The information in DNA remaining stable is essential. You can think of DNA as the “master copy” of a computer program. When you get a new program, you first copy it from the purchased disk onto the hard disk of the computer and use that copy as the source of the program for use. You store the original copy of the program away and only use it if the first one crashes. If DNA information were to be used regularly in the cell, it could accumulate errors, which would be passed on from one generation to the next. Before too long, the DNA would have so many errors that it would lose important functions and couldn't support the organism. Just as a clever computer user avoids this problem by making copies of the programs before using them, cells use copies of their genomic information for the working processes of information flow (essentially protein synthesis) in the cell. These copies are made of a related nucleic acid, RNA.

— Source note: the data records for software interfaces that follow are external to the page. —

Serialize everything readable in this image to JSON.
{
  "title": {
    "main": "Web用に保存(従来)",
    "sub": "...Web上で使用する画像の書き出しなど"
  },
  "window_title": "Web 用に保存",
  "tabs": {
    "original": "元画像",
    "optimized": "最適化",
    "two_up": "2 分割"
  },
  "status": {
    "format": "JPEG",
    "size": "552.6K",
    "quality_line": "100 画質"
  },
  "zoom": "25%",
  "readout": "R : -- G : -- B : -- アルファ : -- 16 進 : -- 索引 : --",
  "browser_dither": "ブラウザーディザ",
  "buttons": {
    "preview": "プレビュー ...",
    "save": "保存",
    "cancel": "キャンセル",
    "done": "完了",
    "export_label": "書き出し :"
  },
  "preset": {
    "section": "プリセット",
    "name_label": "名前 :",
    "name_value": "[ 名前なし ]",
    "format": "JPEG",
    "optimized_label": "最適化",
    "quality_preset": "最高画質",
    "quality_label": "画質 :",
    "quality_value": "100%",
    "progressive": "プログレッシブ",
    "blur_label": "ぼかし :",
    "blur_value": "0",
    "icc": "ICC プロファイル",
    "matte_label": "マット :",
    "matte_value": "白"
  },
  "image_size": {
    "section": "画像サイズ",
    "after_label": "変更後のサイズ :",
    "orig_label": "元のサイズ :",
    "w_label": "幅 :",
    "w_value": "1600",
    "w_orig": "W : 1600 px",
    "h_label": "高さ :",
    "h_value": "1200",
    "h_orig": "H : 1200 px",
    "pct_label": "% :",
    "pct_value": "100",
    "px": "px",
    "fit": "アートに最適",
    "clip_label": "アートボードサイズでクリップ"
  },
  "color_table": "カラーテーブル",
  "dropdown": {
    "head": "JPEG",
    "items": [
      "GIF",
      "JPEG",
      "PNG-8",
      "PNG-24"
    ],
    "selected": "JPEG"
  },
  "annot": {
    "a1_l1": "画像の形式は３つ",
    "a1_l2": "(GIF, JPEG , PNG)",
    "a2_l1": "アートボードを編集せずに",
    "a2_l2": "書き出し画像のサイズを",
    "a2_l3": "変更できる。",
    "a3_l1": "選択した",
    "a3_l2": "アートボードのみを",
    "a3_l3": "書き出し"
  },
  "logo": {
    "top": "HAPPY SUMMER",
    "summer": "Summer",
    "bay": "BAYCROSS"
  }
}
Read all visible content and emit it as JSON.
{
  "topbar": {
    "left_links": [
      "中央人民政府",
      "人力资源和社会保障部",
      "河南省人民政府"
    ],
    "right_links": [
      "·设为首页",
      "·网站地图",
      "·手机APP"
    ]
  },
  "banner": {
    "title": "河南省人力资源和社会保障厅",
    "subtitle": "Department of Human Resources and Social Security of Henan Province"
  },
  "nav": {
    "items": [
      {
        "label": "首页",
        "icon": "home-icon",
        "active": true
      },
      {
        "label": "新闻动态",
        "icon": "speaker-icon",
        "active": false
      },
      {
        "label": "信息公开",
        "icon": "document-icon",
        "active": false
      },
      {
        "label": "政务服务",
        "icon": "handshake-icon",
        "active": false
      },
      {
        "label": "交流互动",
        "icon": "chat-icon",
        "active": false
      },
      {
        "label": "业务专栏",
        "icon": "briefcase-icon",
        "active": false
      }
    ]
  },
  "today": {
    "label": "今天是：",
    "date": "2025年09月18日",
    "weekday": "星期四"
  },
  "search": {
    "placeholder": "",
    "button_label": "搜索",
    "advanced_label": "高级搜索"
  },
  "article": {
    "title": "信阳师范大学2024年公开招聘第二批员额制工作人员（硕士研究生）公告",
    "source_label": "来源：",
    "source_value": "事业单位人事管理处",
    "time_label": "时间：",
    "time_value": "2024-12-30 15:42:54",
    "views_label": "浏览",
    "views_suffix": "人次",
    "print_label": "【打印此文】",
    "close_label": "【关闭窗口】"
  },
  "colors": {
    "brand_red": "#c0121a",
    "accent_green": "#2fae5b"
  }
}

RNA molecules are structurally and metabolically distinct from DNA molecules. First of all, the sugar present on the nucleotide is ribose and not deoxyribose. This has the consequence that an RNA chain is less stable than the corresponding DNA because the 2′‐OH group makes the 3′,5′ phosphodiester chain of RNA hydrolyzable in alkaline solution. In an alkaline solution, OH ‐ ions in the solution remove a proton from the 2′‐OH of ribose; the 2′‐O ‐ then is attracted to the central, relatively positive, phosphorus. The resulting inter‐mediate can be resolved by the cleavage of the phosphodiester bond and the breaking off of the next nucleotide in the chain as shown in Figure 1.
DNA doesn't undergo this sort of cleavage because it doesn't have a 2′‐OH group to be ionized in the presence of hydroxide ion. As discussed previously, when DNA is exposed to base, the two strands of the double helix separate but otherwise aren't altered. Secondly, RNAs are almost always single‐stranded. This means that RNA information can't be repaired, at least in the way that DNA is repaired (by the use of the information on one strand as a template to direct the synthesis of the complementary strand). Again, this property is consistent with the instability of RNA during cell metabolism. The fact that RNA is single‐stranded means that intramolecular base‐pairing determines its structure. This property gives RNA chains a compact secondary structure, in contrast to the extended structure of a DNA double helix. See Figure 2 .
Not all the base‐pairing is of the Watson‐Crick variety, either. For example, G‐U, U‐U, and A‐G “base pairs” are relatively common. These interactions contribute to the wide variety of structures that RNA can assume. RNA molecules also contain modified nucleosides, and in some cases, quite complicated ones. These are synthesized post‐transcriptionally as part of the maturation process of RNA and serve to “fine‐tune” RNA functions.